Task description → The output should be identical to the entries that follow.

Study material →
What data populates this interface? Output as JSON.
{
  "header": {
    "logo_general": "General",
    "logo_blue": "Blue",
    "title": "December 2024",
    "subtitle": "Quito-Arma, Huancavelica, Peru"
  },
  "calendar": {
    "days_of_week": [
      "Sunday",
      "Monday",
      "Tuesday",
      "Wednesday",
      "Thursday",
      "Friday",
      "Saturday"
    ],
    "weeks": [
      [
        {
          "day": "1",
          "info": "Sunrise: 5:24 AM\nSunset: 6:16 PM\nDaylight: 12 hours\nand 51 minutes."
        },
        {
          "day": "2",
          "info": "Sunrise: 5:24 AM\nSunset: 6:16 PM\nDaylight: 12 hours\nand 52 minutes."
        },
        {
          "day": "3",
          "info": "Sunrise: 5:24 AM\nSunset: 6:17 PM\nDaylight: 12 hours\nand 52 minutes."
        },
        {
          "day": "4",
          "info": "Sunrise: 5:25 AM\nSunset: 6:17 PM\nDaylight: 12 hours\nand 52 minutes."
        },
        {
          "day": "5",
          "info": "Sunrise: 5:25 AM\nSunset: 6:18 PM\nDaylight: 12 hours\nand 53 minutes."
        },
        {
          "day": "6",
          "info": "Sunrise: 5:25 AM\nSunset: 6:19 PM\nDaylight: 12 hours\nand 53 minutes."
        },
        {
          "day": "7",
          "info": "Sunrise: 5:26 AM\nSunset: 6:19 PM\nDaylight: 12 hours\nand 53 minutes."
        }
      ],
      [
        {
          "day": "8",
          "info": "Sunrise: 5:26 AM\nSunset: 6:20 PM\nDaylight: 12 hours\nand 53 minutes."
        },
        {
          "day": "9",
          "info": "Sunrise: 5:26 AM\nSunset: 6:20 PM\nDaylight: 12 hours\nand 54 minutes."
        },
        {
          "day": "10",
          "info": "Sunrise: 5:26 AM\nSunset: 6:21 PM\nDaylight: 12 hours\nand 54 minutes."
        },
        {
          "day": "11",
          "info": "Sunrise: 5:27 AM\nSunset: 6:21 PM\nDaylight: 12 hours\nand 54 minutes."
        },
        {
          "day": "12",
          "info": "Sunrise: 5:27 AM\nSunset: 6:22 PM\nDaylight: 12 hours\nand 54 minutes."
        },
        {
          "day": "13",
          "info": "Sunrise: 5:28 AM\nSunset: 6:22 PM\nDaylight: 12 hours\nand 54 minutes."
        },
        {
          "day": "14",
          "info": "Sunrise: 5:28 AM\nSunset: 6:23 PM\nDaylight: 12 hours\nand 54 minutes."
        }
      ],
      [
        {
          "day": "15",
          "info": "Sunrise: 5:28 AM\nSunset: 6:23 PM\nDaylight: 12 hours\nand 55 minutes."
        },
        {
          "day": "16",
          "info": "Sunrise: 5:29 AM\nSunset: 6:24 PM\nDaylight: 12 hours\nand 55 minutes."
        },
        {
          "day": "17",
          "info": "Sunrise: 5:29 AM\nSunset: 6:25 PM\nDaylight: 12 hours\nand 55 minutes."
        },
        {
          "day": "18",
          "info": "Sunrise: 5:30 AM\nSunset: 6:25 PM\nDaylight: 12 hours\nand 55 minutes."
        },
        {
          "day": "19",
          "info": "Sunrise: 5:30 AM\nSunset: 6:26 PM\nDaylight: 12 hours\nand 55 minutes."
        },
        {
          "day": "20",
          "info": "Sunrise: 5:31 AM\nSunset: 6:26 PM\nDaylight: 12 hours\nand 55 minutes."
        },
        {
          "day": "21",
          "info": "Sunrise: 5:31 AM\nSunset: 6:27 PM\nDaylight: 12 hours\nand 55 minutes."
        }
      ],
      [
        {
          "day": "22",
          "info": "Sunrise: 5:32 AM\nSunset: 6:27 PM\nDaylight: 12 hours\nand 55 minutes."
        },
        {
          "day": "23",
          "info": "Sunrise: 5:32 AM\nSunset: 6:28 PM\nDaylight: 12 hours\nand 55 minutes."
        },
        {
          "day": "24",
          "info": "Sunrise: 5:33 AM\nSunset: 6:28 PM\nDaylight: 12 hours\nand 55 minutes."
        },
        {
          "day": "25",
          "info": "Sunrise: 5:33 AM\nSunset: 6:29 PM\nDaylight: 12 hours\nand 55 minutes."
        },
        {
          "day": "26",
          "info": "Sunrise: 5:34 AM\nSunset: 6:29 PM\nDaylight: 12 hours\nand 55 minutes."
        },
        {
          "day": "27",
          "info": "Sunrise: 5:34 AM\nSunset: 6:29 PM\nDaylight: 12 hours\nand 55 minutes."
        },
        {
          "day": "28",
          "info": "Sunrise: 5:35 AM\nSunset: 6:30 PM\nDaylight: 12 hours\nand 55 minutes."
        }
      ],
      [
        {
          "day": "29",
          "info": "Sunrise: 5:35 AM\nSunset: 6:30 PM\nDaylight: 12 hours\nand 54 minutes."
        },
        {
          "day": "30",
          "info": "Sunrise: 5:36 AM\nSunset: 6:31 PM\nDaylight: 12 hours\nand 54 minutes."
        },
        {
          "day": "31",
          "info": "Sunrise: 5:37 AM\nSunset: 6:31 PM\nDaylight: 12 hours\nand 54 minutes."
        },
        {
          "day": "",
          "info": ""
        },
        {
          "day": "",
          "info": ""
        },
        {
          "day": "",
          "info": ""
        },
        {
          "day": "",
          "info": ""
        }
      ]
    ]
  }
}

Answer to the exercise →
What data populates this interface? Output as JSON.
{
  "header": {
    "logo_general": "General",
    "logo_blue": "Blue",
    "title": "December 2024",
    "subtitle": "Quito-Arma, Huancavelica, Peru"
  },
  "calendar": {
    "days_of_week": [
      "Sunday",
      "Monday",
      "Tuesday",
      "Wednesday",
      "Thursday",
      "Friday",
      "Saturday"
    ],
    "weeks": [
      [
        {
          "day": "1",
          "info": "Sunrise: 5:24 AM\nSunset: 6:16 PM\nDaylight: 12 hours\nand 51 minutes."
        },
        {
          "day": "2",
          "info": "Sunrise: 5:24 AM\nSunset: 6:16 PM\nDaylight: 12 hours\nand 52 minutes."
        },
        {
          "day": "3",
          "info": "Sunrise: 5:24 AM\nSunset: 6:17 PM\nDaylight: 12 hours\nand 52 minutes."
        },
        {
          "day": "4",
          "info": "Sunrise: 5:25 AM\nSunset: 6:17 PM\nDaylight: 12 hours\nand 52 minutes."
        },
        {
          "day": "5",
          "info": "Sunrise: 5:25 AM\nSunset: 6:18 PM\nDaylight: 12 hours\nand 53 minutes."
        },
        {
          "day": "6",
          "info": "Sunrise: 5:25 AM\nSunset: 6:19 PM\nDaylight: 12 hours\nand 53 minutes."
        },
        {
          "day": "7",
          "info": "Sunrise: 5:26 AM\nSunset: 6:19 PM\nDaylight: 12 hours\nand 53 minutes."
        }
      ],
      [
        {
          "day": "8",
          "info": "Sunrise: 5:26 AM\nSunset: 6:20 PM\nDaylight: 12 hours\nand 53 minutes."
        },
        {
          "day": "9",
          "info": "Sunrise: 5:26 AM\nSunset: 6:20 PM\nDaylight: 12 hours\nand 54 minutes."
        },
        {
          "day": "10",
          "info": "Sunrise: 5:26 AM\nSunset: 6:21 PM\nDaylight: 12 hours\nand 54 minutes."
        },
        {
          "day": "11",
          "info": "Sunrise: 5:27 AM\nSunset: 6:21 PM\nDaylight: 12 hours\nand 54 minutes."
        },
        {
          "day": "12",
          "info": "Sunrise: 5:27 AM\nSunset: 6:22 PM\nDaylight: 12 hours\nand 54 minutes."
        },
        {
          "day": "13",
          "info": "Sunrise: 5:28 AM\nSunset: 6:22 PM\nDaylight: 12 hours\nand 54 minutes."
        },
        {
          "day": "14",
          "info": "Sunrise: 5:28 AM\nSunset: 6:23 PM\nDaylight: 12 hours\nand 54 minutes."
        }
      ],
      [
        {
          "day": "15",
          "info": "Sunrise: 5:28 AM\nSunset: 6:23 PM\nDaylight: 12 hours\nand 55 minutes."
        },
        {
          "day": "16",
          "info": "Sunrise: 5:29 AM\nSunset: 6:24 PM\nDaylight: 12 hours\nand 55 minutes."
        },
        {
          "day": "17",
          "info": "Sunrise: 5:29 AM\nSunset: 6:25 PM\nDaylight: 12 hours\nand 55 minutes."
        },
        {
          "day": "18",
          "info": "Sunrise: 5:30 AM\nSunset: 6:25 PM\nDaylight: 12 hours\nand 55 minutes."
        },
        {
          "day": "19",
          "info": "Sunrise: 5:30 AM\nSunset: 6:26 PM\nDaylight: 12 hours\nand 55 minutes."
        },
        {
          "day": "20",
          "info": "Sunrise: 5:31 AM\nSunset: 6:26 PM\nDaylight: 12 hours\nand 55 minutes."
        },
        {
          "day": "21",
          "info": "Sunrise: 5:31 AM\nSunset: 6:27 PM\nDaylight: 12 hours\nand 55 minutes."
        }
      ],
      [
        {
          "day": "22",
          "info": "Sunrise: 5:32 AM\nSunset: 6:27 PM\nDaylight: 12 hours\nand 55 minutes."
        },
        {
          "day": "23",
          "info": "Sunrise: 5:32 AM\nSunset: 6:28 PM\nDaylight: 12 hours\nand 55 minutes."
        },
        {
          "day": "24",
          "info": "Sunrise: 5:33 AM\nSunset: 6:28 PM\nDaylight: 12 hours\nand 55 minutes."
        },
        {
          "day": "25",
          "info": "Sunrise: 5:33 AM\nSunset: 6:29 PM\nDaylight: 12 hours\nand 55 minutes."
        },
        {
          "day": "26",
          "info": "Sunrise: 5:34 AM\nSunset: 6:29 PM\nDaylight: 12 hours\nand 55 minutes."
        },
        {
          "day": "27",
          "info": "Sunrise: 5:34 AM\nSunset: 6:29 PM\nDaylight: 12 hours\nand 55 minutes."
        },
        {
          "day": "28",
          "info": "Sunrise: 5:35 AM\nSunset: 6:30 PM\nDaylight: 12 hours\nand 55 minutes."
        }
      ],
      [
        {
          "day": "29",
          "info": "Sunrise: 5:35 AM\nSunset: 6:30 PM\nDaylight: 12 hours\nand 54 minutes."
        },
        {
          "day": "30",
          "info": "Sunrise: 5:36 AM\nSunset: 6:31 PM\nDaylight: 12 hours\nand 54 minutes."
        },
        {
          "day": "31",
          "info": "Sunrise: 5:37 AM\nSunset: 6:31 PM\nDaylight: 12 hours\nand 54 minutes."
        },
        {
          "day": "",
          "info": ""
        },
        {
          "day": "",
          "info": ""
        },
        {
          "day": "",
          "info": ""
        },
        {
          "day": "",
          "info": ""
        }
      ]
    ]
  }
}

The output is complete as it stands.